#### What you have to do
Your output must consist of the records printed verbatim, with the pictures excluded.

#### Information shown

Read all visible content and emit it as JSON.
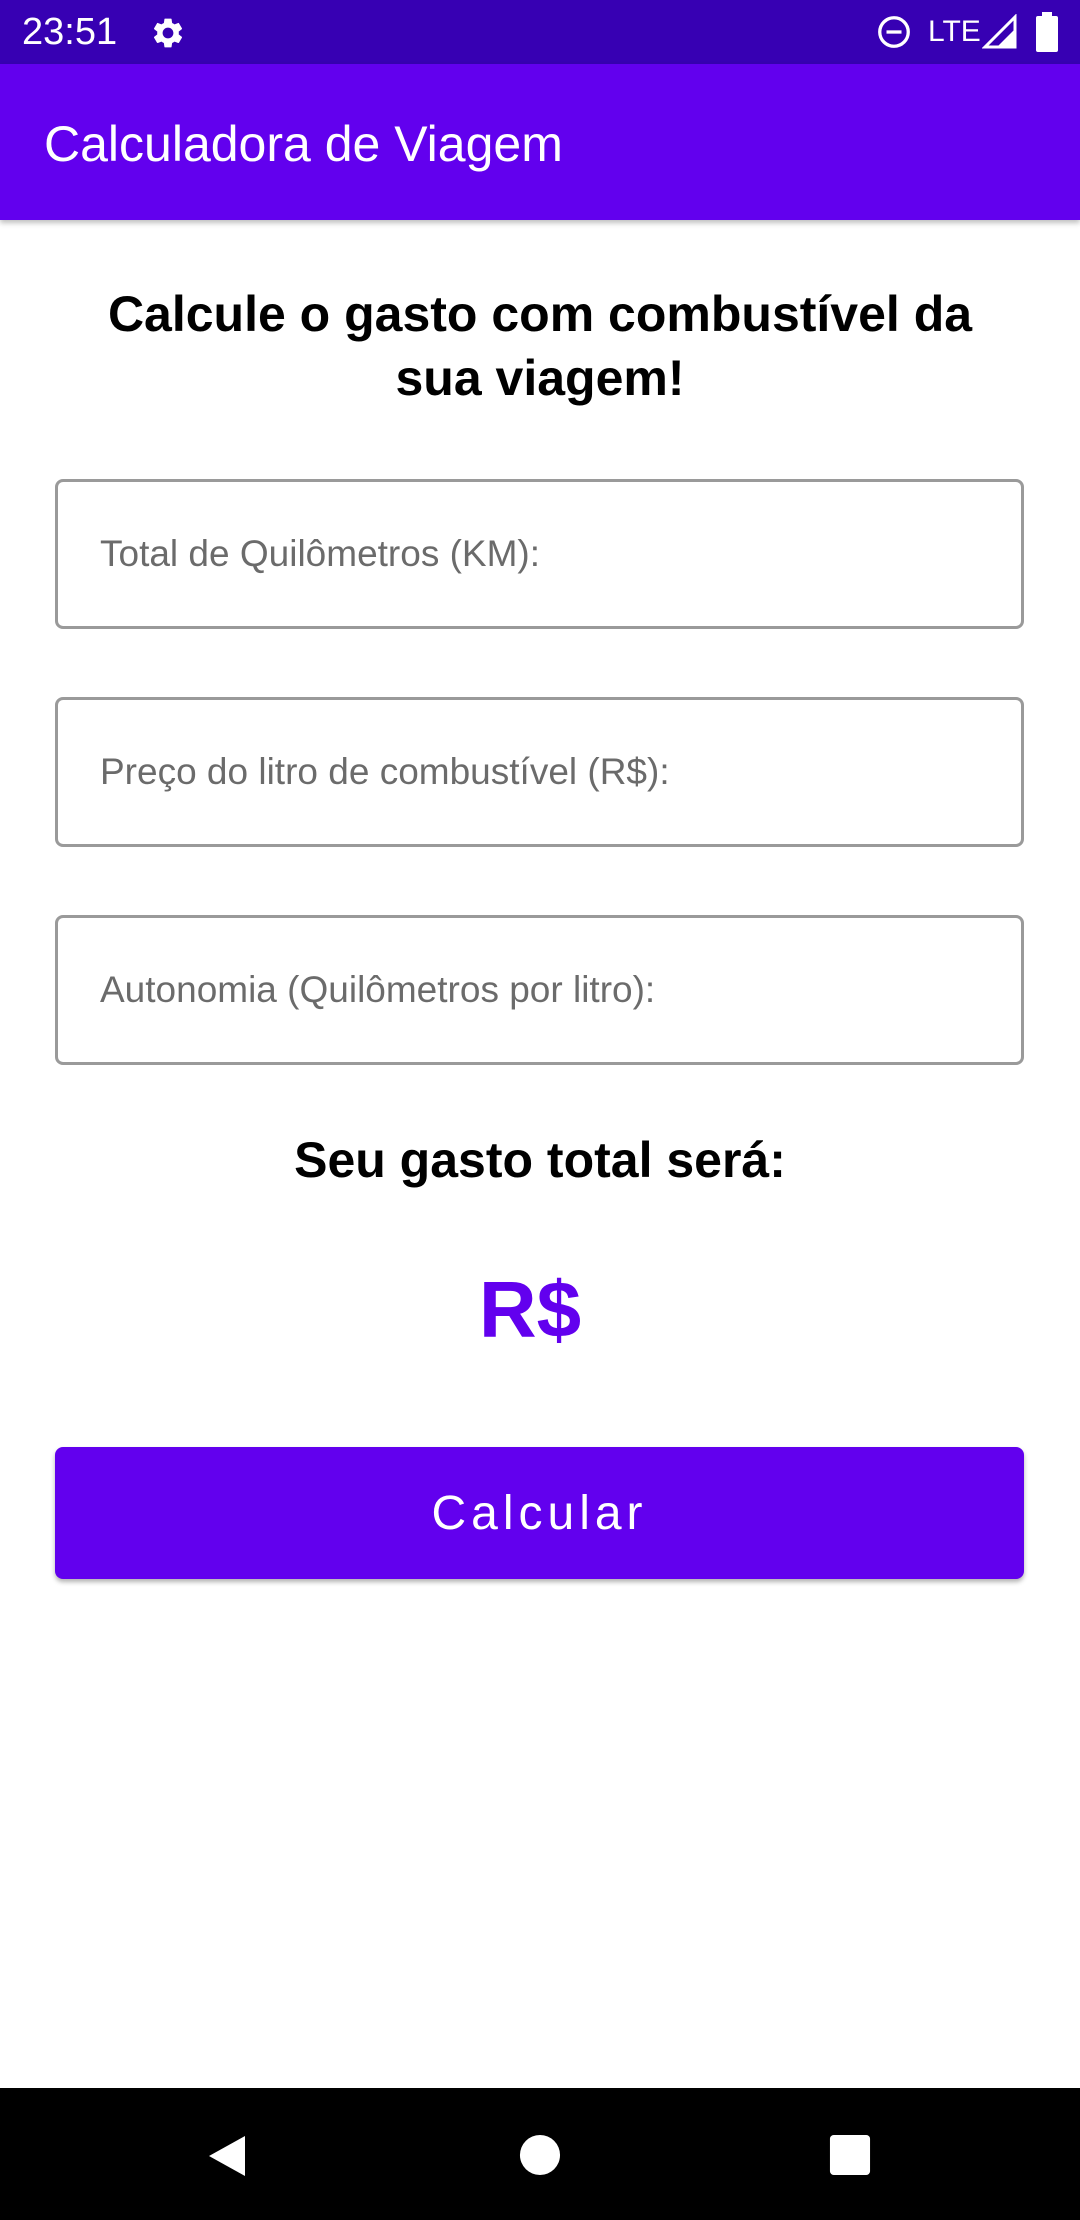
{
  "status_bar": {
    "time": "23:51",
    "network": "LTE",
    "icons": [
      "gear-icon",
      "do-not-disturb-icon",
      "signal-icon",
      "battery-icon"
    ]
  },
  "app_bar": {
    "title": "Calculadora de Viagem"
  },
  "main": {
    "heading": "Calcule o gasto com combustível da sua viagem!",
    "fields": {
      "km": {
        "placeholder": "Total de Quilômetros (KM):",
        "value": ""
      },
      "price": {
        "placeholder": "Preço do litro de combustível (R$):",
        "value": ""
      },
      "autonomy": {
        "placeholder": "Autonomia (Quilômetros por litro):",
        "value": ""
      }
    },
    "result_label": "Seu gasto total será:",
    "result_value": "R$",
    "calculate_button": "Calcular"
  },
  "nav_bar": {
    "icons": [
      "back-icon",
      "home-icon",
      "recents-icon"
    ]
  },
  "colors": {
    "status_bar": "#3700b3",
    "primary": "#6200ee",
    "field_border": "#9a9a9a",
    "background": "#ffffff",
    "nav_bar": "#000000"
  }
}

#### Result of the task
Read all visible content and emit it as JSON.
{
  "status_bar": {
    "time": "23:51",
    "network": "LTE",
    "icons": [
      "gear-icon",
      "do-not-disturb-icon",
      "signal-icon",
      "battery-icon"
    ]
  },
  "app_bar": {
    "title": "Calculadora de Viagem"
  },
  "main": {
    "heading": "Calcule o gasto com combustível da sua viagem!",
    "fields": {
      "km": {
        "placeholder": "Total de Quilômetros (KM):",
        "value": ""
      },
      "price": {
        "placeholder": "Preço do litro de combustível (R$):",
        "value": ""
      },
      "autonomy": {
        "placeholder": "Autonomia (Quilômetros por litro):",
        "value": ""
      }
    },
    "result_label": "Seu gasto total será:",
    "result_value": "R$",
    "calculate_button": "Calcular"
  },
  "nav_bar": {
    "icons": [
      "back-icon",
      "home-icon",
      "recents-icon"
    ]
  },
  "colors": {
    "status_bar": "#3700b3",
    "primary": "#6200ee",
    "field_border": "#9a9a9a",
    "background": "#ffffff",
    "nav_bar": "#000000"
  }
}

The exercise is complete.